There were knives everywhere inside of the Walls some dating back to the 1920s and beyond. It was a scary place for anyone to have to live, especially a falsely accused rapist.
George loss an eye in an assault on his life behind the Walls in one of the many battles he suffered through while serving time and by the time of he was finally exonerated, he had lost all hope as well. He was broken as had been many a man who served time inside the Walls. His mind slipped and he began suffering from psychosis and schizophrenia Many of the inmates who knew George hoped the taste of freedom would help redeem his mind and spirit once he learned that he would finally be released, but sadly, exoneration did not rescue George Allen from the horrors, and though the system attempted to wipe George’s slate clean many years after he had been wrongfully convicted, it was unable to remove the scars of a stint in Missouri State Penitentiary (MSP), and of wrongful conviction that hover over the lives of innocents.
The Missouri State Penitentiary (MSP) was finally closed in 2004 but the horrors of the Walls will probably last forever in the minds of its many victims including myself. For many prisoners that served time inside of the Wall, its closing was too little, too late.

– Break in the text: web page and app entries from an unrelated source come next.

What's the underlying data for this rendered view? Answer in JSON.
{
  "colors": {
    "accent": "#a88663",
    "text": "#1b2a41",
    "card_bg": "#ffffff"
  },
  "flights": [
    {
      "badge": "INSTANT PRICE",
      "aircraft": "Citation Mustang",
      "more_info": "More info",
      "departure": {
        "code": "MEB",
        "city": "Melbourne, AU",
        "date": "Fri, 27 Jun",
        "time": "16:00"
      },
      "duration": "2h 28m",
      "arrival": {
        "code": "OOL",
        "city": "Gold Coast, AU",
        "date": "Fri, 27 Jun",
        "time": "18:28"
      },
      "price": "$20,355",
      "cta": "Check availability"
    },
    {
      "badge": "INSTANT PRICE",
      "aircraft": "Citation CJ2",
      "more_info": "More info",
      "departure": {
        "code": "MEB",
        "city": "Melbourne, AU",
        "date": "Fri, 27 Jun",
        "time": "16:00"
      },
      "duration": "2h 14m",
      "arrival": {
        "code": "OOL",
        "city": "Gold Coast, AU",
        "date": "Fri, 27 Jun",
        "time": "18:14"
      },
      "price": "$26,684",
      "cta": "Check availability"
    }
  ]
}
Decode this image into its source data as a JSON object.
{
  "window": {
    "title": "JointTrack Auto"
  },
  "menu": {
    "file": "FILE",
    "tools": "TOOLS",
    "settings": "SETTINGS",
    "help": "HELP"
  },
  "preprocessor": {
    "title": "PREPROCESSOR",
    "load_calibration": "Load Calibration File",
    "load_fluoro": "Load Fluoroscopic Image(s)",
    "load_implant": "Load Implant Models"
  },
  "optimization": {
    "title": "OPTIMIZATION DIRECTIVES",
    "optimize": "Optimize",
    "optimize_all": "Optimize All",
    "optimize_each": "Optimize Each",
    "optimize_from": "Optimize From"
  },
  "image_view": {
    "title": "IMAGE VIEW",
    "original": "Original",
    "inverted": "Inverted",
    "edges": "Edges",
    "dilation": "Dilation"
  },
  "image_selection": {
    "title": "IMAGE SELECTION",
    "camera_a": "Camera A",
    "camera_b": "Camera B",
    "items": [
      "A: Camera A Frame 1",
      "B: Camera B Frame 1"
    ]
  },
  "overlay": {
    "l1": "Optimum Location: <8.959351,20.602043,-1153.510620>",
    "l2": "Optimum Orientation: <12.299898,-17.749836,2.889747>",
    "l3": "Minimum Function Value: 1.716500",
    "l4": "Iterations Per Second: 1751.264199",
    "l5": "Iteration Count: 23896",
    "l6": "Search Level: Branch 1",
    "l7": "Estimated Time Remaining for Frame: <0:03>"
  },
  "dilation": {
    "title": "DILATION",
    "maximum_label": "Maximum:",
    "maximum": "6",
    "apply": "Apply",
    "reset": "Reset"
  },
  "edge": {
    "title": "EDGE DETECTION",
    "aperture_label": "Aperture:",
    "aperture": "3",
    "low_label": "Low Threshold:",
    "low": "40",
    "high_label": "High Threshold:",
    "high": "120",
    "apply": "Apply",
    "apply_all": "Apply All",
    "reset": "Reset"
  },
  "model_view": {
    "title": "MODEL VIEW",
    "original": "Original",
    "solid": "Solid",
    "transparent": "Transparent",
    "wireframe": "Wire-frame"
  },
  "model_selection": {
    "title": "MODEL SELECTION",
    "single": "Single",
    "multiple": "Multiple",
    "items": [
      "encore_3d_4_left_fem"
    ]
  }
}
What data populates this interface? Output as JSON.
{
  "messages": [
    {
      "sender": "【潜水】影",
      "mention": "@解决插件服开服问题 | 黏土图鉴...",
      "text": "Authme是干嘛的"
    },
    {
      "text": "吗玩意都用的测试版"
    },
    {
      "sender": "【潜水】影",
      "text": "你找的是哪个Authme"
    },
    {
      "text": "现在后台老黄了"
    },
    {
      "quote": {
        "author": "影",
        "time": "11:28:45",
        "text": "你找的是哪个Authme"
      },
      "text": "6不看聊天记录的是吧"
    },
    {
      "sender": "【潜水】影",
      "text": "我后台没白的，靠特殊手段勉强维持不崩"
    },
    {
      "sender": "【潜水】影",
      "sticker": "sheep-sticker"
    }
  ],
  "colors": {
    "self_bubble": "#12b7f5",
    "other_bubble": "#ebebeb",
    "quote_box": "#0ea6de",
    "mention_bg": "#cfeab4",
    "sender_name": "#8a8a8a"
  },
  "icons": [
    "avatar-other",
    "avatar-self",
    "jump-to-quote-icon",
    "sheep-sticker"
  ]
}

To many prisoners’ dismay that still experience horrors from the horrible prison, the city officials of Jefferson City, Missouri have turned the old decadent prison into a tourist attraction for a source of revenue while it relives the horrors of men who were victimized inside of its filthy Walls.
Now the Missouri State Penitentiary (MSP) is a Haunted House and tourist attraction where tourists go to be haunted by the ghost of dead inmates mauled down inside a violent prison suffering untimely deaths in a place where men were sent to have their lives reformed.
by Howard Frazier
Editor: Anthony Williams, Director
Missouri Prisoner Advocacy Consulting (MOPAC)
(Howard Frazier is a wrongfully convicted prisoner currently confined in the Jefferson City Correctional Center in Jefferson City, Missouri. Howard says he received ineffective representation during and leading up to his trial and his legal Team is now raising funds and consulting with attorneys to try and effect his release. You can learn more about Howard by clicking HERE)